A primary school pupil who told his class he wanted to give ‘alms’ to the needy was reported to the controversial Prevent programme because his teacher thought he had said ‘arms’.

The teacher had asked the class what they would do if they inherited a large sum of money. The eleven-year-old, who is interested in medieval history, said he would “give alms to the oppressed”.

The teacher mistook the word for ‘arms’ and referred the Muslim boy to the anti-terror watchdog. But the police dismissed the case, saying there was no sign of radicalisation or extremism, and that the boy did not pose a threat to national security.


His parents are taking legal action.

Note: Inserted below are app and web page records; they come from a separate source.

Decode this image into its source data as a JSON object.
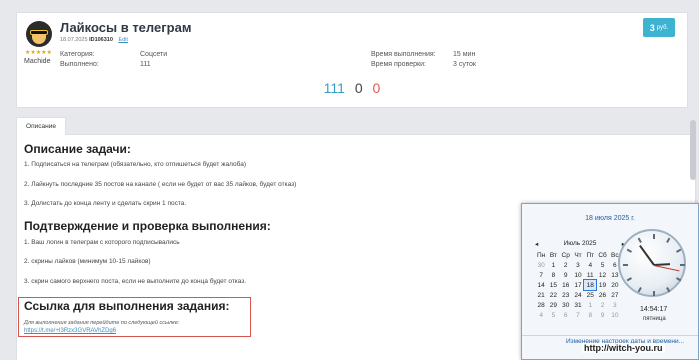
{
  "task": {
    "title": "Лайкосы в телеграм",
    "date": "18.07.2025",
    "id": "ID106310",
    "edit_link": "Edit",
    "author": "Machide",
    "price_value": "3",
    "price_unit": "руб.",
    "category_label": "Категория:",
    "category_value": "Соцсети",
    "done_label": "Выполнено:",
    "done_value": "111",
    "exec_time_label": "Время выполнения:",
    "exec_time_value": "15 мин",
    "check_time_label": "Время проверки:",
    "check_time_value": "3 суток"
  },
  "counts": {
    "accepted": "111",
    "pending": "0",
    "rejected": "0"
  },
  "tab_label": "Описание",
  "description": {
    "heading": "Описание задачи:",
    "items": [
      "1. Подписаться на телеграм (обязательно, кто отпишеться будет жалоба)",
      "2. Лайкнуть последние 35 постов на канале ( если не будет от вас 35 лайков, будет отказ)",
      "3. Долистать до конца ленту и сделать скрин 1 поста."
    ]
  },
  "confirmation": {
    "heading": "Подтверждение и проверка выполнения:",
    "items": [
      "1. Ваш логин в телеграм с которого подписывались",
      "2. скрины лайков (минимум 10-15 лайков)",
      "3. скрин самого верхнего поста, если не выполните до конца будет отказ."
    ]
  },
  "link_section": {
    "heading": "Ссылка для выполнения задания:",
    "note": "Для выполнения задания перейдите по следующей ссылке:",
    "url": "https://t.me/+I3Rzx3GVRAVhZDg6"
  },
  "clock": {
    "date": "18 июля 2025 г.",
    "month": "Июль 2025",
    "weekdays": [
      "Пн",
      "Вт",
      "Ср",
      "Чт",
      "Пт",
      "Сб",
      "Вс"
    ],
    "weeks": [
      [
        "30",
        "1",
        "2",
        "3",
        "4",
        "5",
        "6"
      ],
      [
        "7",
        "8",
        "9",
        "10",
        "11",
        "12",
        "13"
      ],
      [
        "14",
        "15",
        "16",
        "17",
        "18",
        "19",
        "20"
      ],
      [
        "21",
        "22",
        "23",
        "24",
        "25",
        "26",
        "27"
      ],
      [
        "28",
        "29",
        "30",
        "31",
        "1",
        "2",
        "3"
      ],
      [
        "4",
        "5",
        "6",
        "7",
        "8",
        "9",
        "10"
      ]
    ],
    "today": "18",
    "time": "14:54:17",
    "weekday": "пятница",
    "change_link": "Изменение настроек даты и времени..."
  },
  "watermark": "http://witch-you.ru",
  "colors": {
    "accent": "#3db3d1",
    "rejected": "#e05a4f",
    "link_box": "#d9534f"
  }
}
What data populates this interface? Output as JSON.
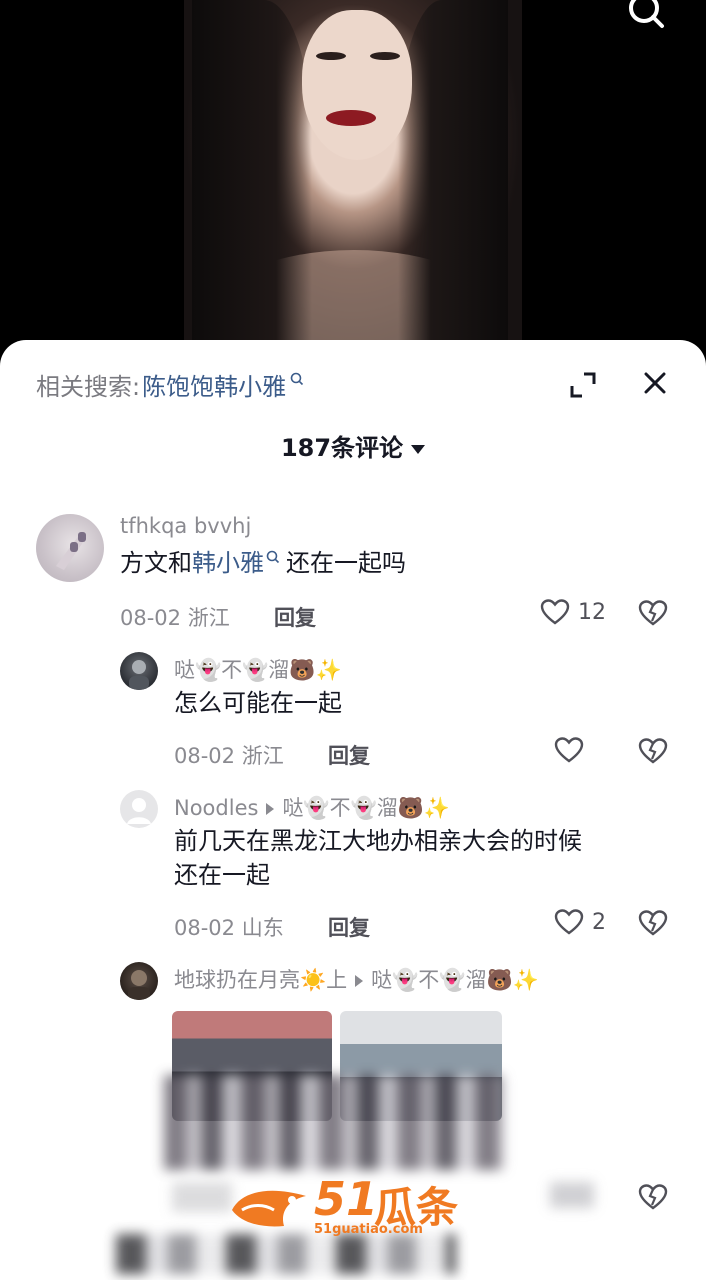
{
  "related_search": {
    "label": "相关搜索:",
    "term": "陈饱饱韩小雅"
  },
  "comment_count": "187条评论",
  "comments": [
    {
      "user": "tfhkqa bvvhj",
      "text_before": "方文和",
      "text_link": "韩小雅",
      "text_after": "还在一起吗",
      "date_loc": "08-02 浙江",
      "reply_label": "回复",
      "likes": "12"
    },
    {
      "user": "哒👻不👻溜🐻✨",
      "text": "怎么可能在一起",
      "date_loc": "08-02 浙江",
      "reply_label": "回复",
      "likes": ""
    },
    {
      "user": "Noodles",
      "reply_to": "哒👻不👻溜🐻✨",
      "text_line1": "前几天在黑龙江大地办相亲大会的时候",
      "text_line2": "还在一起",
      "date_loc": "08-02 山东",
      "reply_label": "回复",
      "likes": "2"
    },
    {
      "user": "地球扔在月亮☀️上",
      "reply_to": "哒👻不👻溜🐻✨"
    }
  ],
  "watermark": {
    "number": "51",
    "chinese": "瓜条",
    "url": "51guatiao.com"
  },
  "icons": {
    "search": "search-icon",
    "expand": "expand-icon",
    "close": "close-icon",
    "like": "heart-icon",
    "dislike": "broken-heart-icon"
  },
  "colors": {
    "link": "#3c5c8a",
    "watermark": "#f07a22"
  }
}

They are demanding a written apology from the school, and that the referral to Prevent is removed from his record. They accuse the teacher of discriminating against their son by assuming he was involved in extremism based on his racial and religious background.

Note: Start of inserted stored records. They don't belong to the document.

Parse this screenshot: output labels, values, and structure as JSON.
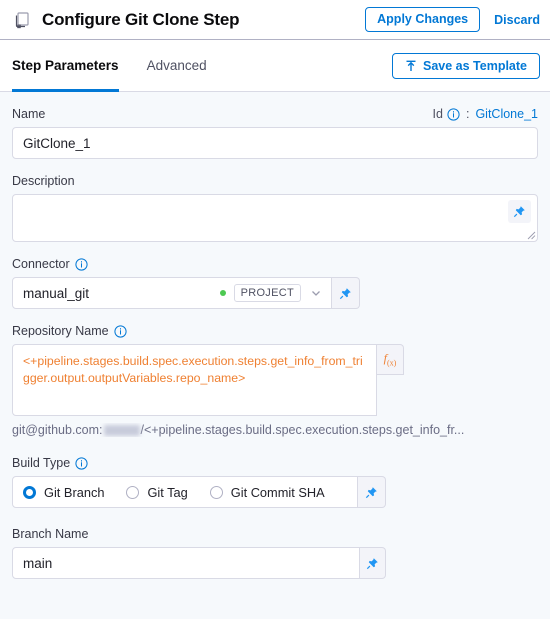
{
  "header": {
    "icon": "clone-step-icon",
    "title": "Configure Git Clone Step",
    "apply_label": "Apply Changes",
    "discard_label": "Discard"
  },
  "tabs": [
    {
      "label": "Step Parameters",
      "active": true
    },
    {
      "label": "Advanced",
      "active": false
    }
  ],
  "toolbar": {
    "save_template_label": "Save as Template"
  },
  "form": {
    "name": {
      "label": "Name",
      "id_label": "Id",
      "id_separator": ":",
      "id_value": "GitClone_1",
      "value": "GitClone_1"
    },
    "description": {
      "label": "Description",
      "value": "",
      "placeholder": ""
    },
    "connector": {
      "label": "Connector",
      "value": "manual_git",
      "scope_tag": "PROJECT",
      "status_color": "#4dc952"
    },
    "repository_name": {
      "label": "Repository Name",
      "value": "<+pipeline.stages.build.spec.execution.steps.get_info_from_trigger.output.outputVariables.repo_name>",
      "fx_label": "f(x)",
      "helper_prefix": "git@github.com:",
      "helper_redacted": "",
      "helper_suffix": "/<+pipeline.stages.build.spec.execution.steps.get_info_fr..."
    },
    "build_type": {
      "label": "Build Type",
      "selected": "Git Branch",
      "options": [
        {
          "label": "Git Branch"
        },
        {
          "label": "Git Tag"
        },
        {
          "label": "Git Commit SHA"
        }
      ]
    },
    "branch_name": {
      "label": "Branch Name",
      "value": "main"
    }
  },
  "colors": {
    "accent": "#0278d5",
    "expression": "#ef8032",
    "status_ok": "#4dc952",
    "page_bg": "#f6f9fc"
  }
}
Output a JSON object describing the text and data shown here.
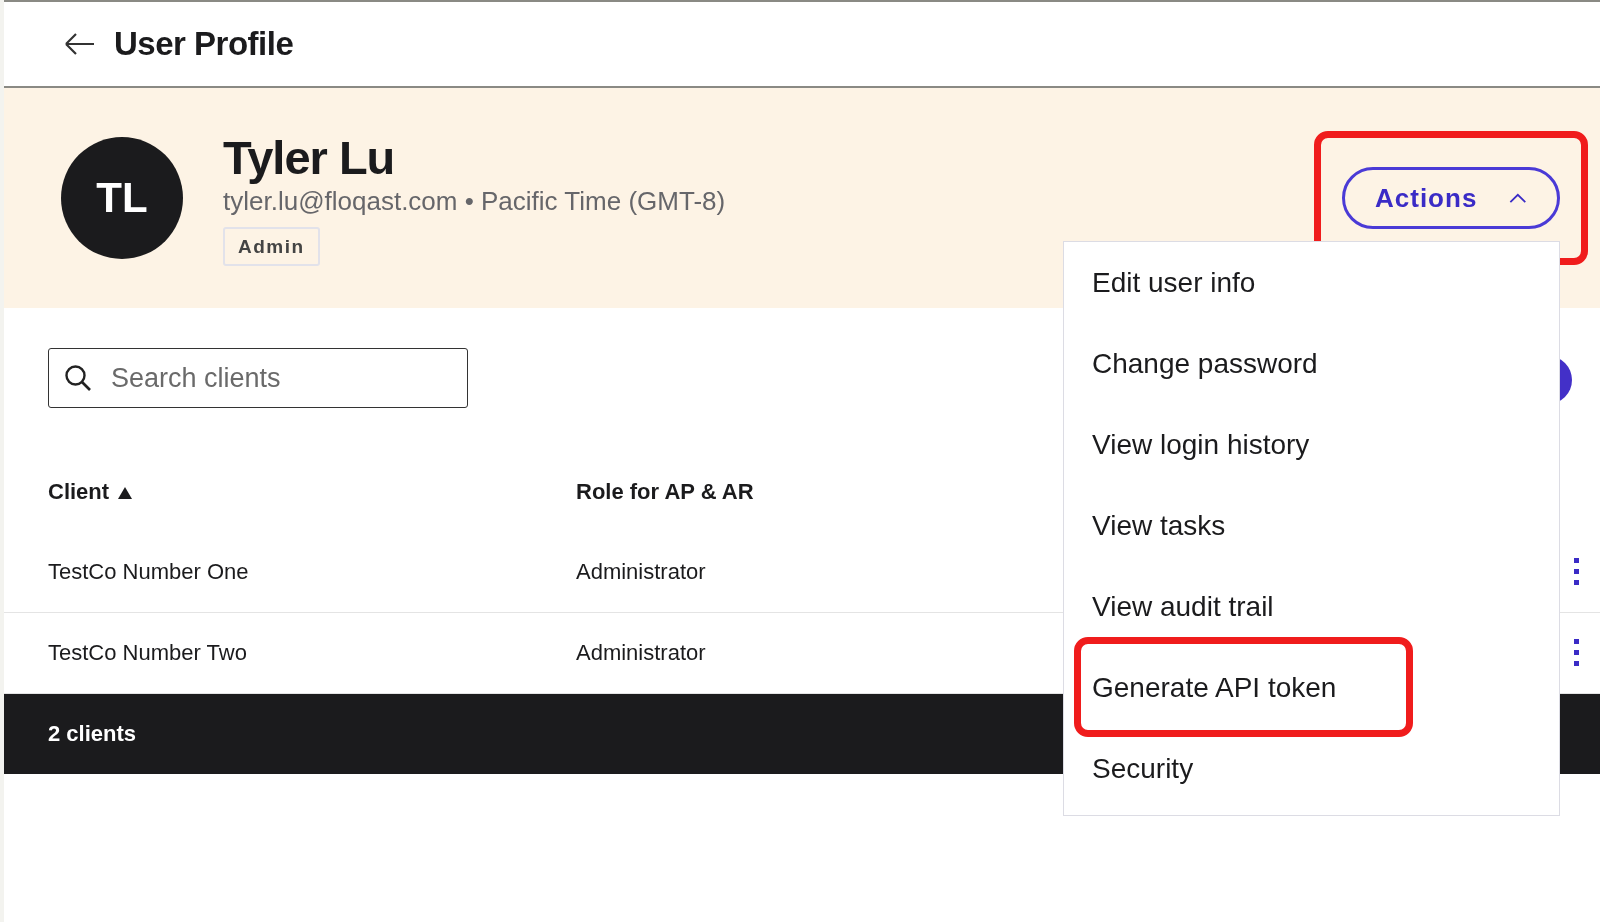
{
  "header": {
    "title": "User Profile"
  },
  "user": {
    "initials": "TL",
    "name": "Tyler Lu",
    "details": "tyler.lu@floqast.com • Pacific Time (GMT-8)",
    "role_badge": "Admin"
  },
  "actions_button": {
    "label": "Actions",
    "expanded": true,
    "highlighted": true
  },
  "actions_menu": [
    {
      "label": "Edit user info",
      "highlighted": false
    },
    {
      "label": "Change password",
      "highlighted": false
    },
    {
      "label": "View login history",
      "highlighted": false
    },
    {
      "label": "View tasks",
      "highlighted": false
    },
    {
      "label": "View audit trail",
      "highlighted": false
    },
    {
      "label": "Generate API token",
      "highlighted": true
    },
    {
      "label": "Security",
      "highlighted": false
    }
  ],
  "search": {
    "placeholder": "Search clients"
  },
  "table": {
    "columns": [
      {
        "label": "Client",
        "sorted": true
      },
      {
        "label": "Role for AP & AR",
        "sorted": false
      }
    ],
    "rows": [
      [
        "TestCo Number One",
        "Administrator"
      ],
      [
        "TestCo Number Two",
        "Administrator"
      ]
    ],
    "footer": "2 clients"
  }
}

Lawyers representing the family say the anti-terror programme “simply does not work”, and that it is “potentially harmful and needs to be scrapped”.

Attiq Malik, Director of Liberty Law Solicitors, said: “There is no need for a policy that is nothing less than the equivalent of using a sledgehammer to crack a nut”.

He added: “Every time a Prevent referral is made, it generates a record with the Home Office and various other intelligence agencies. And it’s very unfair that a child, who has done nothing wrong, is suddenly having data created about him which may not ever be deleted.”

School chaplain

The Prevent programme was recently criticised after a school chaplain was reported to it for telling pupils at a Christian school that while they should respect everyone, they do not need to accept “the ideas and ideologies of LGBT activists” where they are in conflict with Christian values.

Revd Dr Bernard Randall launched legal action against his former employer for discrimination, harassment, victimisation and unfair dismissal.

The Charity Commission has faced calls to investigate the school over its handling of the situation.

The Commission said it is aware of the case, and that “should further concerns come to light, we would assess these in line with our regulatory and risk framework”.

‘Terrorists’ and ‘Cooker-bombs’

In 2016, a Muslim boy who mistakenly wrote that he lived in a “terrorist” house rather than a “terraced” house was visited by the police after teachers reported him to the Prevent scheme.

A report by Rights Watch UK later in the year detailed other examples of the scheme being applied too widely, including a nursery school child who was investigated because teachers thought he had said “cooker-bomb” rather than “cucumber”.

And in Hampshire, a 16-year-old student was referred to Prevent after they took out a book on terrorism from the school library.

Also see:


Jacob Rees-Mogg: ‘Free speech is fundamental to society’

Kids’ playground chat could spark ‘hate crime’ investigation for parents

Kids who go to badger protests may be considered extremists